You can also boost your vitamin D levels by eating certain foods, such as:

  • oily fish, e.g., salmon
  • mushrooms
  • eggs

Fact or fiction? Eating disorders can damage your bones. Fact: being severely underweight - or indeed overweight - weakens bone strength in both men and women2.

3. Stay physically active

You lose both muscle and bone strength when you are inactive, so it's a good idea to do some exercise every day when you can. Even if you're not naturally sporty, 15 to 30 minutes of moderate intensity exercise makes a big difference and is easy to fit in your daily routine.

Examples of moderate-intensity activities include:

  • walking
  • water aerobics
  • ballroom dancing
  • riding a bike on flat ground
  • playing doubles tennis
  • mowing the lawn (although not on a sit-on lawnmower)

For optimum bone health, it's also important to keep up your strength with weight-bearing activities such as lifting weights, climbing stairs, digging in the garden, and yoga, which has the added bonus of being great for your balance and flexibility too.

Know your numbers People over 65 should try to get 150 minutes, or two and a half hours, of moderate intensity exercise every week3.

4. Stop smoking

Research suggests that tobacco use contributes to weak bones, mainly because smoking reduces your body's ability to absorb calcium and retain vitamin D and as such lowers the building of bone mass. It can also have an impact on your hormonal metabolism and the circulation of your blood.

According to the National Centre for Smoking Cessation and Training, smokers are therefore 25% more likely to fracture a bone than non-smokers4.

Among women, smoking also increases the chance of undergoing the menopause at a younger age, thus raising the risk of developing the bone disease osteoporosis later in life (see below for more details).

The good news, however, is that stopping smoking can help your body to start partially reversing these risks, which is why people with osteoporosis are advised to avoid smoking, as are those recovering from a broken bone.

Did you know? You're at greater risk of osteoporosis if you're female, because women tend to have less bone tissue than men5.

5. Avoid too much alcohol

Like smoking, drinking too much alcohol significantly increases your risk of developing weak bones and osteoporosis. If you're a woman, it's therefore best to avoid drinking more than one alcoholic drink each day. And if you are a man, you should avoid drinking more than two alcoholic drinks a day - or in other words, exceeding the government guideline of a maximum of 14 units of alcohol per week.

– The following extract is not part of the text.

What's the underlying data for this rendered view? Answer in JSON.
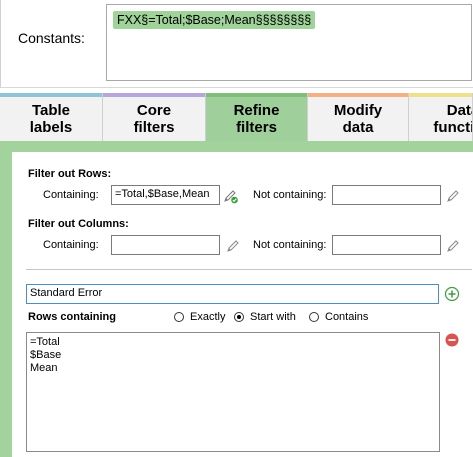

Other recommendations include spreading your units out over the week rather than saving them up for a weekend binge, and ensuring you have regular days when you don't drink at all. This is particularly important as you get older, as even mild intoxication increases your chances of breaking a bone by taking a fall.

Know your numbers Your bone mass increases until you hit 30, after which it starts to decline. So, to avoid getting osteoporosis later in life, it's important to build as much bone mass as possible by that age6.

What is osteoporosis?

Osteoporosis is a debilitating health condition that reduces bone density, making your bones weaker and more likely to break. People with severe osteoporosis can break a rib simply by coughing or sneezing.

However, the most common features due to osteoporosis are:

  • Broken wrist
  • Broken hip
  • Broken vertebrae in the spine

It can be diagnosed using a bone density scan that measures the strength of your bones. But often, osteoporosis is only discovered after a fall or impact has caused a bone to fracture.

For more information on causes, symptoms, and treatments, contact the Royal Osteoporosis Society.

Did you know? Osteoporosis means "porous bone"7.